IK: Last year, I would send out e-mails with a list of 15 story ideas. This year, I haven't had to do that so much. People tend to have their own areas of expertise. There's a guy who's ridiculously statistically-oriented. We call him Stat Boy. And then we've got now (former Washington Times sports business reporter) Tim (Lemke), of course, too. He's got this tremendous experience. People come up with their own ideas. Sometimes, story leads will come from (Nationals Park), and Mike Henderson or I can't get to it. So I'll say, 'Hey, there's this,' or 'Someone's got to write about Tyler Clippard today,' and they'll do that. But it's pretty organic. We were getting to the point last year where people were publishing so frequently that sometimes their story would get pushed down. So we built in some automatic queueing, so stories wouldn't pile up.
BG: That's the other thing with the site -- the design of it is certainly superior to most of the fan sites out there and really competes with most of the professional stuff. Are you in charge of that?
IK: My day job is (being) a web strategist for candidates. I have the designer (responsibilities) inherently. So every year - it seems to get earlier and earlier, and it really depends on how the team's doing - I start redesigning the site. Last year I started in August. This whole concept of the way news is presented online is evolving. It's changing. I don't think anyone's perfected it yet. But we have the opportunity and the flexibility to do it. I don't have a boss telling me, 'You're not allowed to spend your time designing the site.' And frankly, we keep on getting new material. Next year, we'll shift again to focus a little more on the original reporting. We'd hoped video would be a bigger segment this year, but there's only so much time in the day. Our podcast kind of has died off, because I now live in the District, one of us still lives in Virginia and another one lives in Maryland --and that one's got a kid.

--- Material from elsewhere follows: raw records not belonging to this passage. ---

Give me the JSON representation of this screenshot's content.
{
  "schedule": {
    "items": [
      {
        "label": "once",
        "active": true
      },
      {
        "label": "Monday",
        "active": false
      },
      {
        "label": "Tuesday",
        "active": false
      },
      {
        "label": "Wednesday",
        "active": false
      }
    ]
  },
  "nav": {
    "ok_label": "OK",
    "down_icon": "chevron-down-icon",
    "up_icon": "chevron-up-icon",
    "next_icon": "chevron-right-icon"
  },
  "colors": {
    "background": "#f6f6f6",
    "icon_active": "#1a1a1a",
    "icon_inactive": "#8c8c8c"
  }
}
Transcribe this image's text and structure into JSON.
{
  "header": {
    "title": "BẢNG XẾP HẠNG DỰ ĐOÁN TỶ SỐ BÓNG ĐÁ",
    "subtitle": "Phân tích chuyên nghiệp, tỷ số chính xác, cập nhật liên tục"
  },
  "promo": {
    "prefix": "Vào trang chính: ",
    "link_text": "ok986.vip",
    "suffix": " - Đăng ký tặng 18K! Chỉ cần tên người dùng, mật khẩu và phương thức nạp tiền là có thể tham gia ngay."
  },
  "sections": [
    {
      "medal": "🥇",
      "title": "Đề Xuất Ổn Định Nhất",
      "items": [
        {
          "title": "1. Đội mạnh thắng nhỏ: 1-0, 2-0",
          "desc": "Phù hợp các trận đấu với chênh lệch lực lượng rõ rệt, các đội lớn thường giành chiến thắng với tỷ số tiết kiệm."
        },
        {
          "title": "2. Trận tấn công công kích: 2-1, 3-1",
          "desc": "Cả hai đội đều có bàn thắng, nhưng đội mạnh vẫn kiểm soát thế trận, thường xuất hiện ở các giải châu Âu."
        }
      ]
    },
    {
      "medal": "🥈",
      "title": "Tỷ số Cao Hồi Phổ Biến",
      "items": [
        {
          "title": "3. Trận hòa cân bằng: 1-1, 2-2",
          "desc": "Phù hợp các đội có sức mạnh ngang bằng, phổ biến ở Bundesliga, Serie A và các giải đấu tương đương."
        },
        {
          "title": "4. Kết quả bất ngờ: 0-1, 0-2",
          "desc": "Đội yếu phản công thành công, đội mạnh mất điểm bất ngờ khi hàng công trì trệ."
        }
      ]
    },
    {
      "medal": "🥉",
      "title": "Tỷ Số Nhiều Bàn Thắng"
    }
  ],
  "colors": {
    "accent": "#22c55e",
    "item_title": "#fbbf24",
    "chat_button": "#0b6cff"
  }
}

I really believe, though, that the strength of our site isn't in the technology -- it's in the writers. They provide a constant flow of ideas and energy. The site would be nowhere without them.
BG: So what's the goal?
IK: The goal is to keep doing it. This is enjoyable for us. It's 7:00, I've been at work already for 12 hours, and this is still enjoyable. And the fact is, we now have a really significant readership, people who like it, depend on it, throw up one hand if the site goes down. People get some value out of it. And so long as that's happening, and we're still having fun doing it, we'll keep up with it. There's no goal. It's not to get rich. It would be nice to cover costs. I'm not going to lie. It hurts to suffer a loss to do it. But it's still worth it.